§ What you will do
Give only the number of lines in these records that contain the word "booking".

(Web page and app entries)
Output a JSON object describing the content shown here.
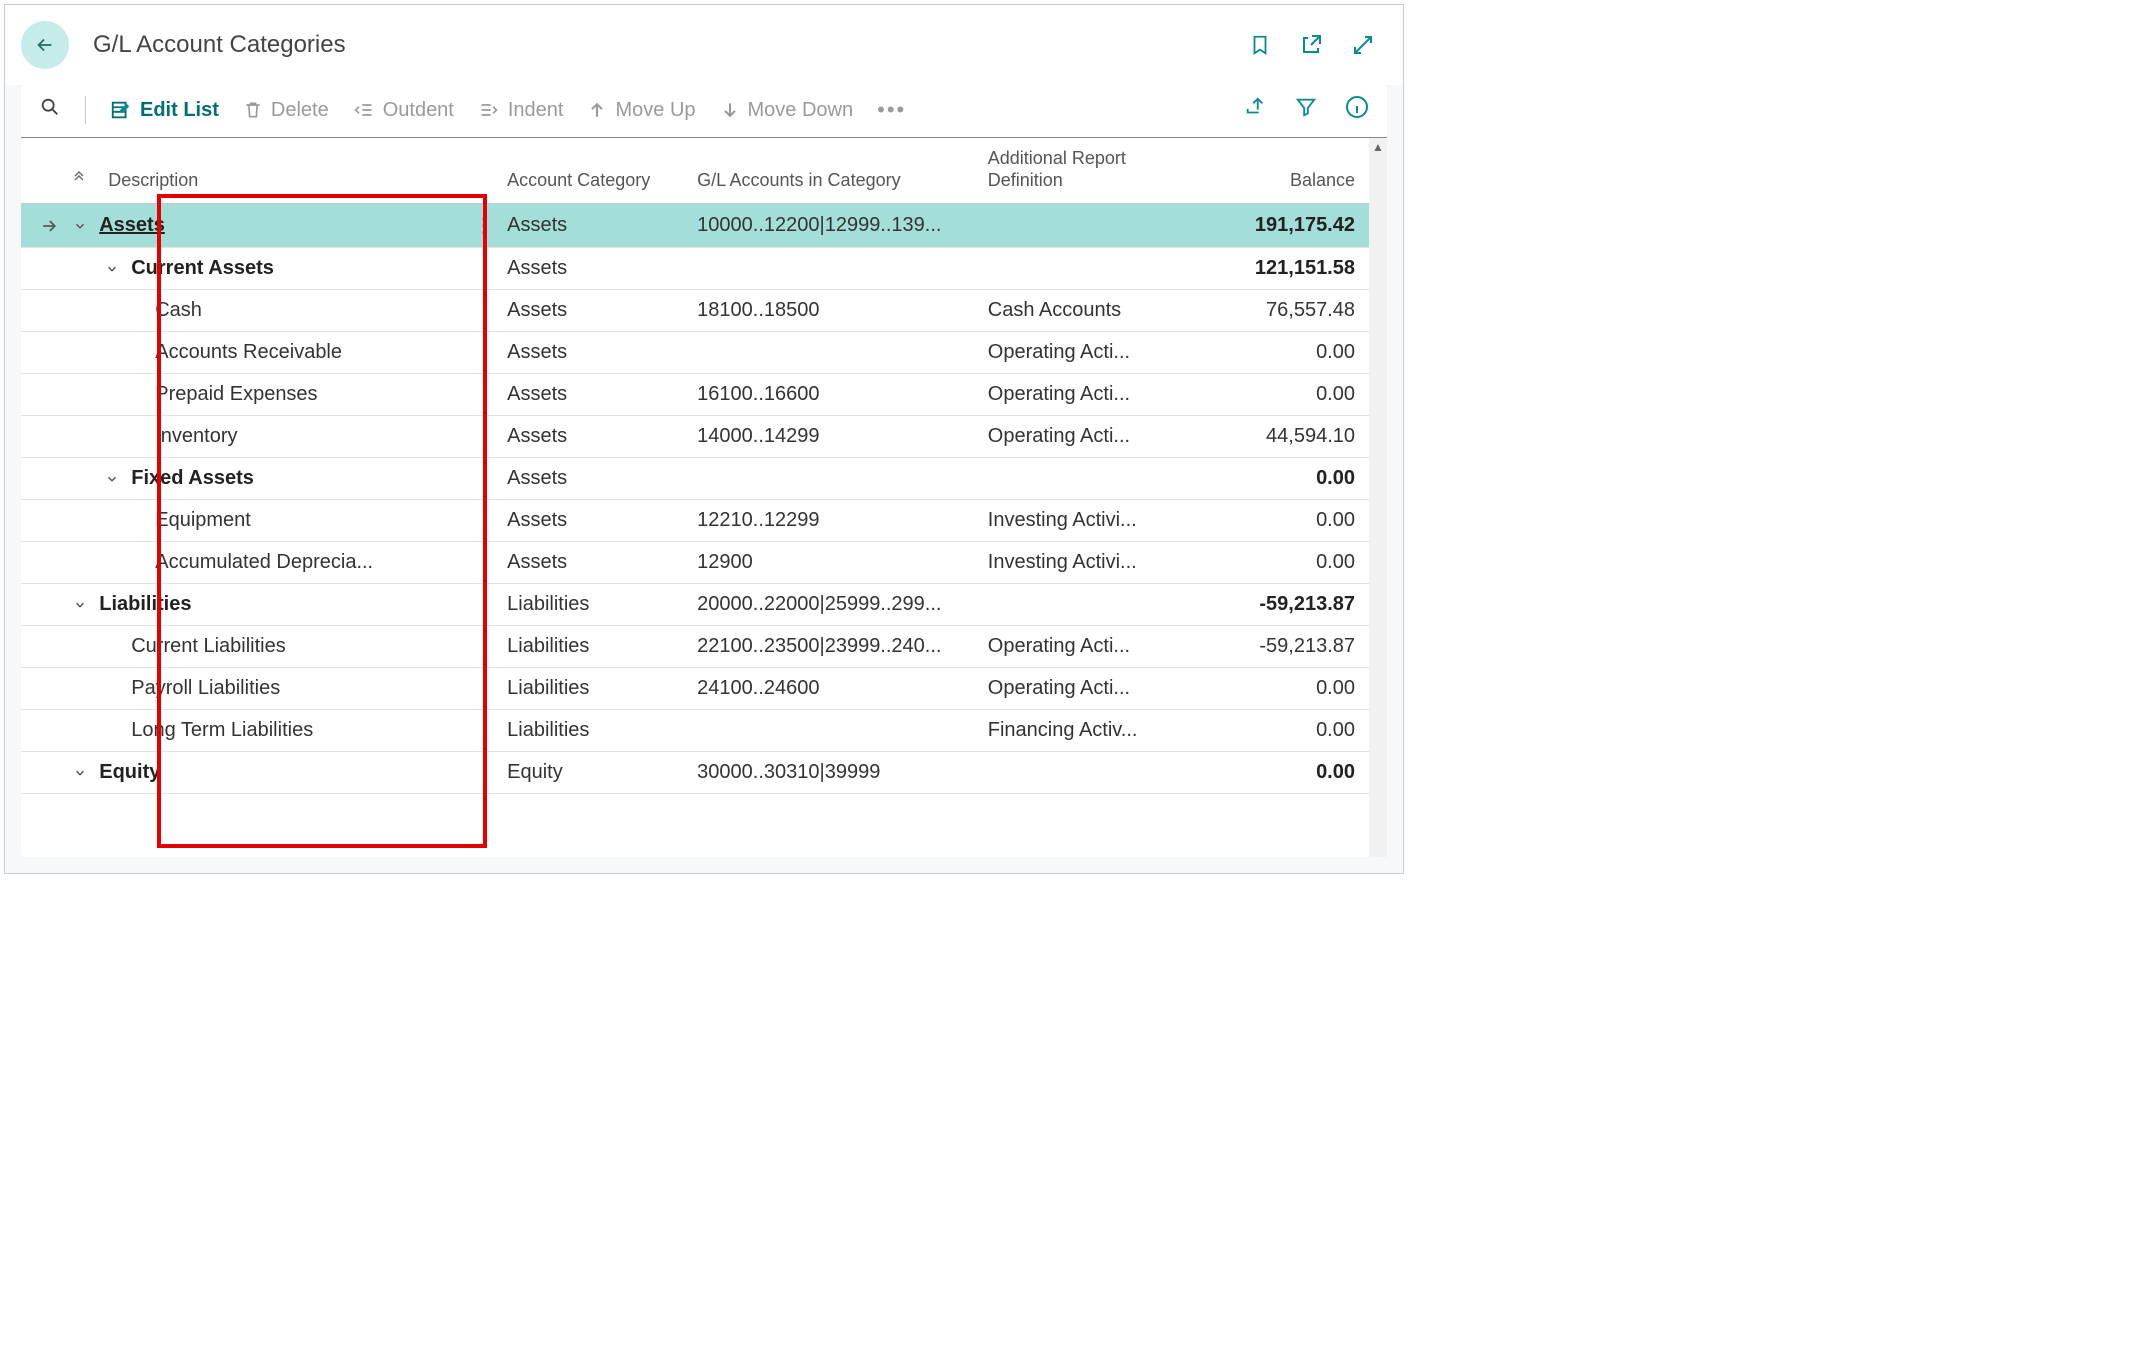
{
  "page_title": "G/L Account Categories",
  "toolbar": {
    "edit_list": "Edit List",
    "delete": "Delete",
    "outdent": "Outdent",
    "indent": "Indent",
    "move_up": "Move Up",
    "move_down": "Move Down"
  },
  "columns": {
    "description": "Description",
    "account_category": "Account Category",
    "gl_accounts": "G/L Accounts in Category",
    "report_def": "Additional Report Definition",
    "balance": "Balance"
  },
  "rows": [
    {
      "indent": 0,
      "bold": true,
      "expand": true,
      "selected": true,
      "underline": true,
      "description": "Assets",
      "account_category": "Assets",
      "gl_accounts": "10000..12200|12999..139...",
      "report_def": "",
      "balance": "191,175.42",
      "show_row_arrow": true,
      "show_more": true
    },
    {
      "indent": 1,
      "bold": true,
      "expand": true,
      "description": "Current Assets",
      "account_category": "Assets",
      "gl_accounts": "",
      "report_def": "",
      "balance": "121,151.58"
    },
    {
      "indent": 2,
      "description": "Cash",
      "account_category": "Assets",
      "gl_accounts": "18100..18500",
      "report_def": "Cash Accounts",
      "balance": "76,557.48"
    },
    {
      "indent": 2,
      "description": "Accounts Receivable",
      "account_category": "Assets",
      "gl_accounts": "",
      "report_def": "Operating Acti...",
      "balance": "0.00"
    },
    {
      "indent": 2,
      "description": "Prepaid Expenses",
      "account_category": "Assets",
      "gl_accounts": "16100..16600",
      "report_def": "Operating Acti...",
      "balance": "0.00"
    },
    {
      "indent": 2,
      "description": "Inventory",
      "account_category": "Assets",
      "gl_accounts": "14000..14299",
      "report_def": "Operating Acti...",
      "balance": "44,594.10"
    },
    {
      "indent": 1,
      "bold": true,
      "expand": true,
      "description": "Fixed Assets",
      "account_category": "Assets",
      "gl_accounts": "",
      "report_def": "",
      "balance": "0.00"
    },
    {
      "indent": 2,
      "description": "Equipment",
      "account_category": "Assets",
      "gl_accounts": "12210..12299",
      "report_def": "Investing Activi...",
      "balance": "0.00"
    },
    {
      "indent": 2,
      "description": "Accumulated Deprecia...",
      "account_category": "Assets",
      "gl_accounts": "12900",
      "report_def": "Investing Activi...",
      "balance": "0.00"
    },
    {
      "indent": 0,
      "bold": true,
      "expand": true,
      "description": "Liabilities",
      "account_category": "Liabilities",
      "gl_accounts": "20000..22000|25999..299...",
      "report_def": "",
      "balance": "-59,213.87"
    },
    {
      "indent": 1,
      "description": "Current Liabilities",
      "account_category": "Liabilities",
      "gl_accounts": "22100..23500|23999..240...",
      "report_def": "Operating Acti...",
      "balance": "-59,213.87"
    },
    {
      "indent": 1,
      "description": "Payroll Liabilities",
      "account_category": "Liabilities",
      "gl_accounts": "24100..24600",
      "report_def": "Operating Acti...",
      "balance": "0.00"
    },
    {
      "indent": 1,
      "description": "Long Term Liabilities",
      "account_category": "Liabilities",
      "gl_accounts": "",
      "report_def": "Financing Activ...",
      "balance": "0.00"
    },
    {
      "indent": 0,
      "bold": true,
      "expand": true,
      "description": "Equity",
      "account_category": "Equity",
      "gl_accounts": "30000..30310|39999",
      "report_def": "",
      "balance": "0.00"
    }
  ]
}
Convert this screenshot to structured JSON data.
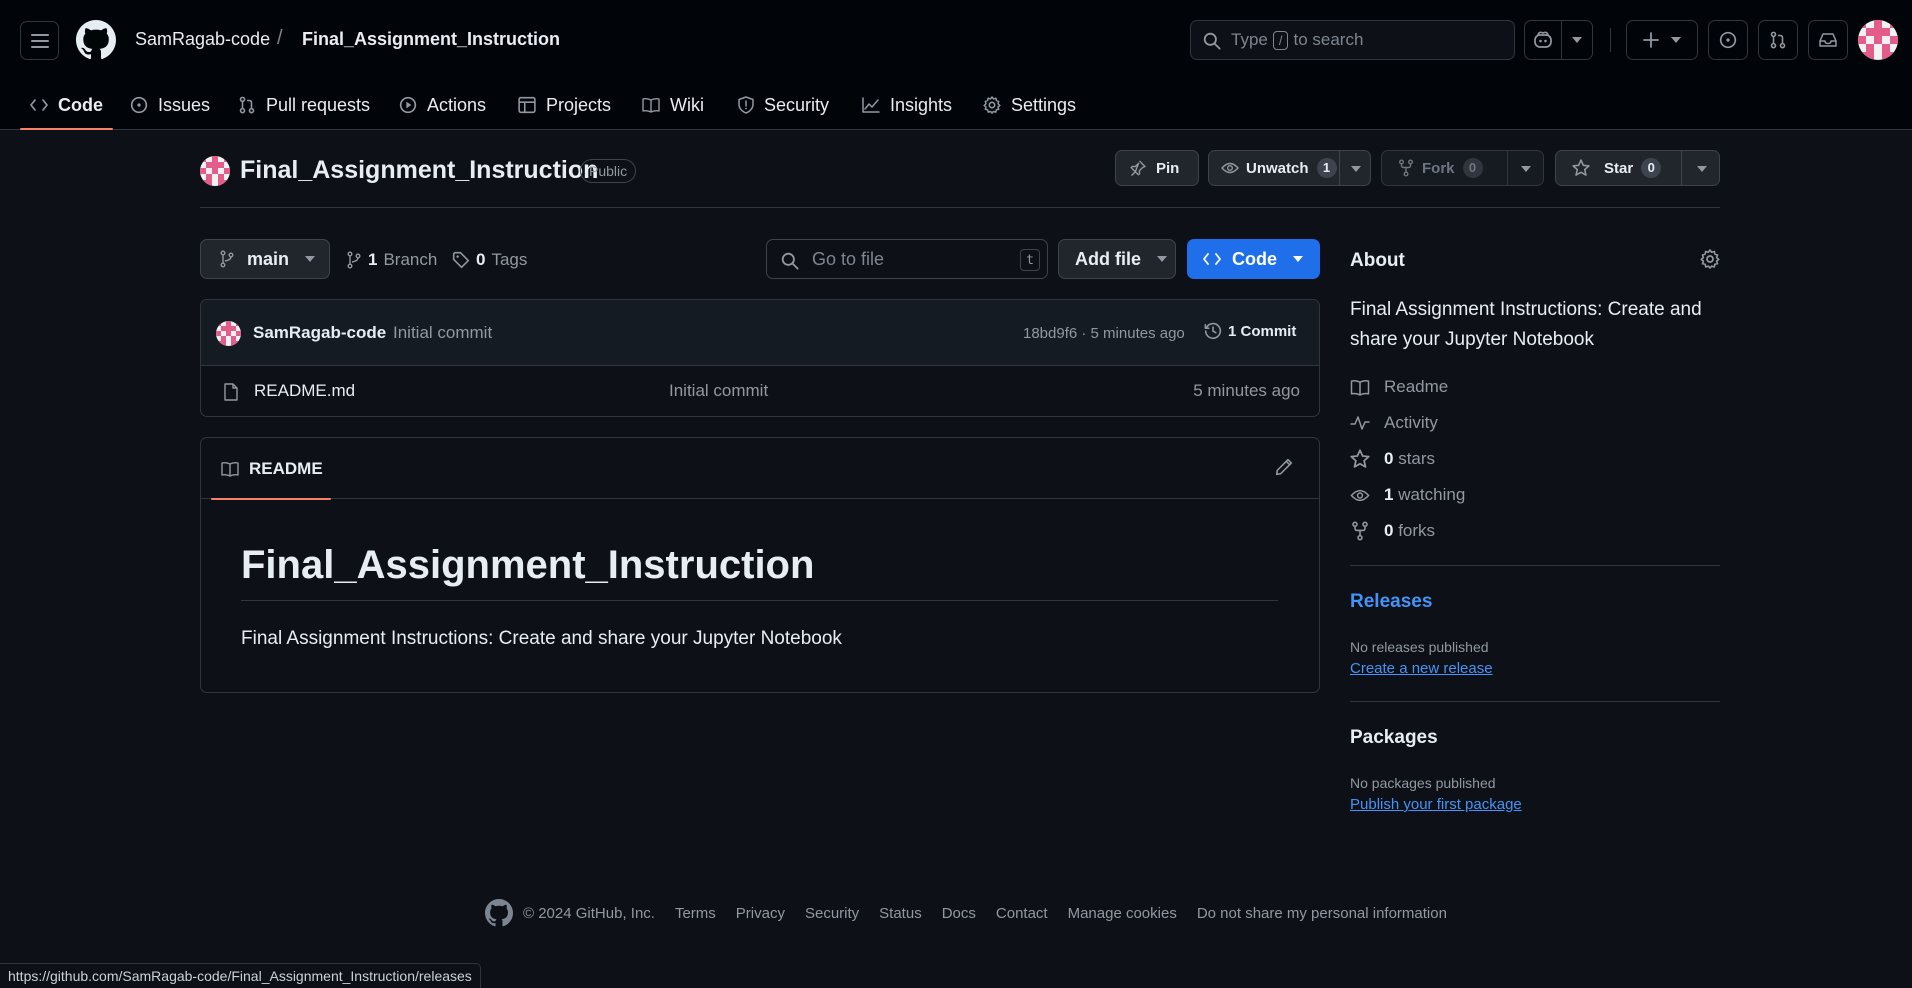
{
  "header": {
    "owner": "SamRagab-code",
    "separator": "/",
    "repo": "Final_Assignment_Instruction",
    "search": {
      "prefix": "Type",
      "key": "/",
      "suffix": "to search"
    }
  },
  "nav": {
    "items": [
      {
        "label": "Code",
        "icon": "code-icon"
      },
      {
        "label": "Issues",
        "icon": "issue-icon"
      },
      {
        "label": "Pull requests",
        "icon": "pull-request-icon"
      },
      {
        "label": "Actions",
        "icon": "play-icon"
      },
      {
        "label": "Projects",
        "icon": "table-icon"
      },
      {
        "label": "Wiki",
        "icon": "book-icon"
      },
      {
        "label": "Security",
        "icon": "shield-icon"
      },
      {
        "label": "Insights",
        "icon": "graph-icon"
      },
      {
        "label": "Settings",
        "icon": "gear-icon"
      }
    ],
    "active": "Code"
  },
  "repo_head": {
    "title": "Final_Assignment_Instruction",
    "visibility": "Public",
    "pin_label": "Pin",
    "unwatch_label": "Unwatch",
    "watch_count": "1",
    "fork_label": "Fork",
    "fork_count": "0",
    "star_label": "Star",
    "star_count": "0"
  },
  "branch_bar": {
    "branch": "main",
    "branch_count": "1",
    "branch_label": "Branch",
    "tag_count": "0",
    "tag_label": "Tags",
    "goto_placeholder": "Go to file",
    "goto_key": "t",
    "add_file_label": "Add file",
    "code_label": "Code"
  },
  "commit": {
    "author": "SamRagab-code",
    "message": "Initial commit",
    "hash_time": "18bd9f6 · 5 minutes ago",
    "count_label": "1 Commit"
  },
  "files": [
    {
      "name": "README.md",
      "commit": "Initial commit",
      "time": "5 minutes ago"
    }
  ],
  "readme": {
    "tab_label": "README",
    "heading": "Final_Assignment_Instruction",
    "body": "Final Assignment Instructions: Create and share your Jupyter Notebook"
  },
  "about": {
    "heading": "About",
    "description": "Final Assignment Instructions: Create and share your Jupyter Notebook",
    "readme": "Readme",
    "activity": "Activity",
    "stars_count": "0",
    "stars_label": "stars",
    "watching_count": "1",
    "watching_label": "watching",
    "forks_count": "0",
    "forks_label": "forks"
  },
  "releases": {
    "heading": "Releases",
    "empty": "No releases published",
    "link": "Create a new release"
  },
  "packages": {
    "heading": "Packages",
    "empty": "No packages published",
    "link": "Publish your first package"
  },
  "footer": {
    "copyright": "© 2024 GitHub, Inc.",
    "links": [
      "Terms",
      "Privacy",
      "Security",
      "Status",
      "Docs",
      "Contact",
      "Manage cookies",
      "Do not share my personal information"
    ]
  },
  "status_url": "https://github.com/SamRagab-code/Final_Assignment_Instruction/releases",
  "colors": {
    "background": "#0d1117",
    "header": "#010409",
    "accent_blue": "#1f6feb",
    "link": "#4493f8",
    "underline_active": "#f78166",
    "avatar_pink": "#e35c8a"
  }
}
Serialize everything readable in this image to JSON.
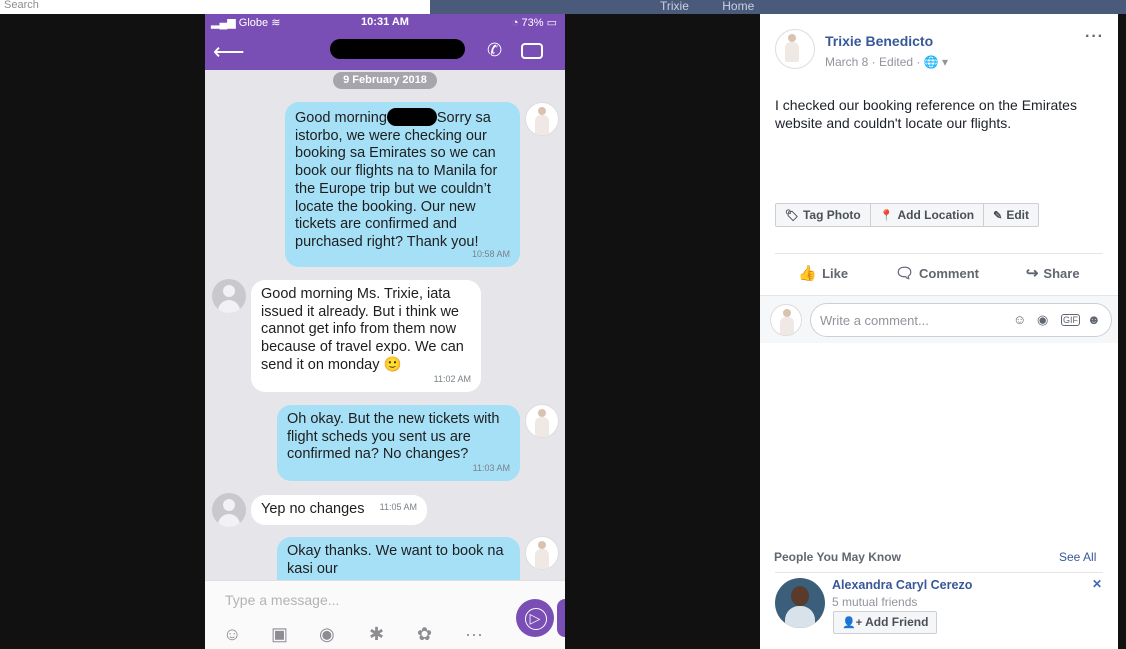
{
  "browser": {
    "search_placeholder": "Search",
    "nav_profile": "Trixie",
    "nav_home": "Home"
  },
  "phone": {
    "status": {
      "carrier": "Globe",
      "time": "10:31 AM",
      "battery": "73%"
    },
    "date_separator": "9 February 2018",
    "messages": [
      {
        "dir": "out",
        "text_before": "Good morning",
        "text_after": "Sorry sa istorbo, we were checking our booking sa Emirates so we can book our flights na to Manila for the Europe trip but we couldn’t locate the booking. Our new tickets are confirmed and purchased right? Thank you!",
        "time": "10:58 AM"
      },
      {
        "dir": "in",
        "text": "Good morning Ms. Trixie, iata issued it already. But i think we cannot get info from them now because of travel expo. We can send it on monday 🙂",
        "time": "11:02 AM"
      },
      {
        "dir": "out",
        "text": "Oh okay. But the new tickets with flight scheds you sent us are confirmed na? No changes?",
        "time": "11:03 AM"
      },
      {
        "dir": "in",
        "text": "Yep no changes",
        "time": "11:05 AM"
      },
      {
        "dir": "out",
        "text": "Okay thanks. We want to book na kasi our",
        "time": ""
      }
    ],
    "composer_placeholder": "Type a message...",
    "toolbar_icons": [
      "sticker-icon",
      "gallery-icon",
      "camera-icon",
      "doodle-icon",
      "gif-icon",
      "more-icon"
    ]
  },
  "post": {
    "author": "Trixie Benedicto",
    "meta": "March 8 · Edited · 🌐 ▾",
    "text": "I checked our booking reference on the Emirates website and couldn't locate our flights.",
    "photo_actions": {
      "tag": "Tag Photo",
      "location": "Add Location",
      "edit": "Edit"
    },
    "actions": {
      "like": "Like",
      "comment": "Comment",
      "share": "Share"
    },
    "comment_placeholder": "Write a comment...",
    "pymk": {
      "title": "People You May Know",
      "see_all": "See All",
      "name": "Alexandra Caryl Cerezo",
      "mutual": "5 mutual friends",
      "add_friend": "Add Friend"
    }
  },
  "colors": {
    "viber_purple": "#7a4fb5",
    "outgoing_bubble": "#a6e0f6",
    "fb_link": "#385898"
  }
}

§ Problem solution
2